====== Records supplied ======
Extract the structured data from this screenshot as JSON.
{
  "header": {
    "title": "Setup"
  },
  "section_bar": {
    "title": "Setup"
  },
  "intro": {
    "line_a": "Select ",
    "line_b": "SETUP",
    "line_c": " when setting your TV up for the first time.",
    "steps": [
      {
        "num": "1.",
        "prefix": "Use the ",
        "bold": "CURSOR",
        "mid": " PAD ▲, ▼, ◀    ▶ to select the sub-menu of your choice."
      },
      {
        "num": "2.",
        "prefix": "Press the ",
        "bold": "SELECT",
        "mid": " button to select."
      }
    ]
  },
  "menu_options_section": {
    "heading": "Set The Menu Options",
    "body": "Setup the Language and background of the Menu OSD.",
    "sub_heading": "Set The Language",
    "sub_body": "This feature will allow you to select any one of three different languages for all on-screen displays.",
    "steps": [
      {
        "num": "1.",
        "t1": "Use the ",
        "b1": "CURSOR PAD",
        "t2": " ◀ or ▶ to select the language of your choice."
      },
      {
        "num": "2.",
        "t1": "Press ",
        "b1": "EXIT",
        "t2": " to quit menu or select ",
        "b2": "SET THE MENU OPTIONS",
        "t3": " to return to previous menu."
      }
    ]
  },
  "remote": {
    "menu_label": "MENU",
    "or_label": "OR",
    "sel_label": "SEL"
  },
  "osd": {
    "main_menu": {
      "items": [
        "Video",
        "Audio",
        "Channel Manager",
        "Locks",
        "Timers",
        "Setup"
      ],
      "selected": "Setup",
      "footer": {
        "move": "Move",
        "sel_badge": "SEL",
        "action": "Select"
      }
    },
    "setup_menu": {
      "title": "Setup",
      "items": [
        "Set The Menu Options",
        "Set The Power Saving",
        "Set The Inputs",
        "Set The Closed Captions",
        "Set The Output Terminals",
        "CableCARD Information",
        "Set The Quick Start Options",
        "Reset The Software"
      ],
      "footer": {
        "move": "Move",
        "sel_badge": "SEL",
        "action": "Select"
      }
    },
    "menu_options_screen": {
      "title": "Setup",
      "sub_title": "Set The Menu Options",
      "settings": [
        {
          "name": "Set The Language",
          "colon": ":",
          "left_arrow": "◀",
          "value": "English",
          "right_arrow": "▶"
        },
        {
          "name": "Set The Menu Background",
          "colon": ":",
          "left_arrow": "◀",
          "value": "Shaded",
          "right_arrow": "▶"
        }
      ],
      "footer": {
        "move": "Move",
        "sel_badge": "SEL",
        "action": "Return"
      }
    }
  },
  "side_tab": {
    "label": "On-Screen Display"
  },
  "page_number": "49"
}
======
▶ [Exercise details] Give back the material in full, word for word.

▶ [Task answer]
Extract the structured data from this screenshot as JSON.
{
  "header": {
    "title": "Setup"
  },
  "section_bar": {
    "title": "Setup"
  },
  "intro": {
    "line_a": "Select ",
    "line_b": "SETUP",
    "line_c": " when setting your TV up for the first time.",
    "steps": [
      {
        "num": "1.",
        "prefix": "Use the ",
        "bold": "CURSOR",
        "mid": " PAD ▲, ▼, ◀    ▶ to select the sub-menu of your choice."
      },
      {
        "num": "2.",
        "prefix": "Press the ",
        "bold": "SELECT",
        "mid": " button to select."
      }
    ]
  },
  "menu_options_section": {
    "heading": "Set The Menu Options",
    "body": "Setup the Language and background of the Menu OSD.",
    "sub_heading": "Set The Language",
    "sub_body": "This feature will allow you to select any one of three different languages for all on-screen displays.",
    "steps": [
      {
        "num": "1.",
        "t1": "Use the ",
        "b1": "CURSOR PAD",
        "t2": " ◀ or ▶ to select the language of your choice."
      },
      {
        "num": "2.",
        "t1": "Press ",
        "b1": "EXIT",
        "t2": " to quit menu or select ",
        "b2": "SET THE MENU OPTIONS",
        "t3": " to return to previous menu."
      }
    ]
  },
  "remote": {
    "menu_label": "MENU",
    "or_label": "OR",
    "sel_label": "SEL"
  },
  "osd": {
    "main_menu": {
      "items": [
        "Video",
        "Audio",
        "Channel Manager",
        "Locks",
        "Timers",
        "Setup"
      ],
      "selected": "Setup",
      "footer": {
        "move": "Move",
        "sel_badge": "SEL",
        "action": "Select"
      }
    },
    "setup_menu": {
      "title": "Setup",
      "items": [
        "Set The Menu Options",
        "Set The Power Saving",
        "Set The Inputs",
        "Set The Closed Captions",
        "Set The Output Terminals",
        "CableCARD Information",
        "Set The Quick Start Options",
        "Reset The Software"
      ],
      "footer": {
        "move": "Move",
        "sel_badge": "SEL",
        "action": "Select"
      }
    },
    "menu_options_screen": {
      "title": "Setup",
      "sub_title": "Set The Menu Options",
      "settings": [
        {
          "name": "Set The Language",
          "colon": ":",
          "left_arrow": "◀",
          "value": "English",
          "right_arrow": "▶"
        },
        {
          "name": "Set The Menu Background",
          "colon": ":",
          "left_arrow": "◀",
          "value": "Shaded",
          "right_arrow": "▶"
        }
      ],
      "footer": {
        "move": "Move",
        "sel_badge": "SEL",
        "action": "Return"
      }
    }
  },
  "side_tab": {
    "label": "On-Screen Display"
  },
  "page_number": "49"
}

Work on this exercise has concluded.